RAW DATA section start
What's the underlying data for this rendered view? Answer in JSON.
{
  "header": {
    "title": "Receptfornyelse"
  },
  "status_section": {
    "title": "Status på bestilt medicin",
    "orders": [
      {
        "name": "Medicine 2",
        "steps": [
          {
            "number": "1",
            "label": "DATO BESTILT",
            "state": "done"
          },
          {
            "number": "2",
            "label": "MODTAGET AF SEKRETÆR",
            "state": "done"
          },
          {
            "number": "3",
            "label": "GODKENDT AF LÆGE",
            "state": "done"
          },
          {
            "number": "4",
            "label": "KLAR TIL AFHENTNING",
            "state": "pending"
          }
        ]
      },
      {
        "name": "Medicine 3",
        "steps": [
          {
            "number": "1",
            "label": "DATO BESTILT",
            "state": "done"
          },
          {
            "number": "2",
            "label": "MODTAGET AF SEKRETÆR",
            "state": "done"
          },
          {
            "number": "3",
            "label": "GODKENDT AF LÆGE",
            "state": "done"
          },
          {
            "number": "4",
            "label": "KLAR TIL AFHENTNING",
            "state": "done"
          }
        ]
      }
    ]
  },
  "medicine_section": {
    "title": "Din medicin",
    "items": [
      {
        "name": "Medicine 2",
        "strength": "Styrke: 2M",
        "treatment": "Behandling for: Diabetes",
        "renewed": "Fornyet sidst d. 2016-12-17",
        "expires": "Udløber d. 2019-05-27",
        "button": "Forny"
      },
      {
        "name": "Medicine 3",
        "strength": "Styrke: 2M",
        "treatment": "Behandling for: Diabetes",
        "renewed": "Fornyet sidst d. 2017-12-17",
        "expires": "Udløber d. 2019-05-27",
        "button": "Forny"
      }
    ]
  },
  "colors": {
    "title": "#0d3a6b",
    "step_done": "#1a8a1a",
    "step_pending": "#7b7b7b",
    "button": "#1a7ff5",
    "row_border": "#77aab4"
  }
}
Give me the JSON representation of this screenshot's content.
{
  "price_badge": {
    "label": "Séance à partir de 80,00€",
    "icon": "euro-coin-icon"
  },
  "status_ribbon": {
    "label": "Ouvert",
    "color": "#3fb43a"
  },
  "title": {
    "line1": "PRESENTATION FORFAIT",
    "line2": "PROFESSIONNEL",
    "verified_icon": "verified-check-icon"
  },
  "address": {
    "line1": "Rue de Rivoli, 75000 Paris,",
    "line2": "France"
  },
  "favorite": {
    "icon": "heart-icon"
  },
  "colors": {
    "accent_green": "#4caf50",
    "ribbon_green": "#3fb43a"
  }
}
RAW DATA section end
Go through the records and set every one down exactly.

■ ANSWER TO THIS TASK:
What's the underlying data for this rendered view? Answer in JSON.
{
  "header": {
    "title": "Receptfornyelse"
  },
  "status_section": {
    "title": "Status på bestilt medicin",
    "orders": [
      {
        "name": "Medicine 2",
        "steps": [
          {
            "number": "1",
            "label": "DATO BESTILT",
            "state": "done"
          },
          {
            "number": "2",
            "label": "MODTAGET AF SEKRETÆR",
            "state": "done"
          },
          {
            "number": "3",
            "label": "GODKENDT AF LÆGE",
            "state": "done"
          },
          {
            "number": "4",
            "label": "KLAR TIL AFHENTNING",
            "state": "pending"
          }
        ]
      },
      {
        "name": "Medicine 3",
        "steps": [
          {
            "number": "1",
            "label": "DATO BESTILT",
            "state": "done"
          },
          {
            "number": "2",
            "label": "MODTAGET AF SEKRETÆR",
            "state": "done"
          },
          {
            "number": "3",
            "label": "GODKENDT AF LÆGE",
            "state": "done"
          },
          {
            "number": "4",
            "label": "KLAR TIL AFHENTNING",
            "state": "done"
          }
        ]
      }
    ]
  },
  "medicine_section": {
    "title": "Din medicin",
    "items": [
      {
        "name": "Medicine 2",
        "strength": "Styrke: 2M",
        "treatment": "Behandling for: Diabetes",
        "renewed": "Fornyet sidst d. 2016-12-17",
        "expires": "Udløber d. 2019-05-27",
        "button": "Forny"
      },
      {
        "name": "Medicine 3",
        "strength": "Styrke: 2M",
        "treatment": "Behandling for: Diabetes",
        "renewed": "Fornyet sidst d. 2017-12-17",
        "expires": "Udløber d. 2019-05-27",
        "button": "Forny"
      }
    ]
  },
  "colors": {
    "title": "#0d3a6b",
    "step_done": "#1a8a1a",
    "step_pending": "#7b7b7b",
    "button": "#1a7ff5",
    "row_border": "#77aab4"
  }
}
Give me the JSON representation of this screenshot's content.
{
  "price_badge": {
    "label": "Séance à partir de 80,00€",
    "icon": "euro-coin-icon"
  },
  "status_ribbon": {
    "label": "Ouvert",
    "color": "#3fb43a"
  },
  "title": {
    "line1": "PRESENTATION FORFAIT",
    "line2": "PROFESSIONNEL",
    "verified_icon": "verified-check-icon"
  },
  "address": {
    "line1": "Rue de Rivoli, 75000 Paris,",
    "line2": "France"
  },
  "favorite": {
    "icon": "heart-icon"
  },
  "colors": {
    "accent_green": "#4caf50",
    "ribbon_green": "#3fb43a"
  }
}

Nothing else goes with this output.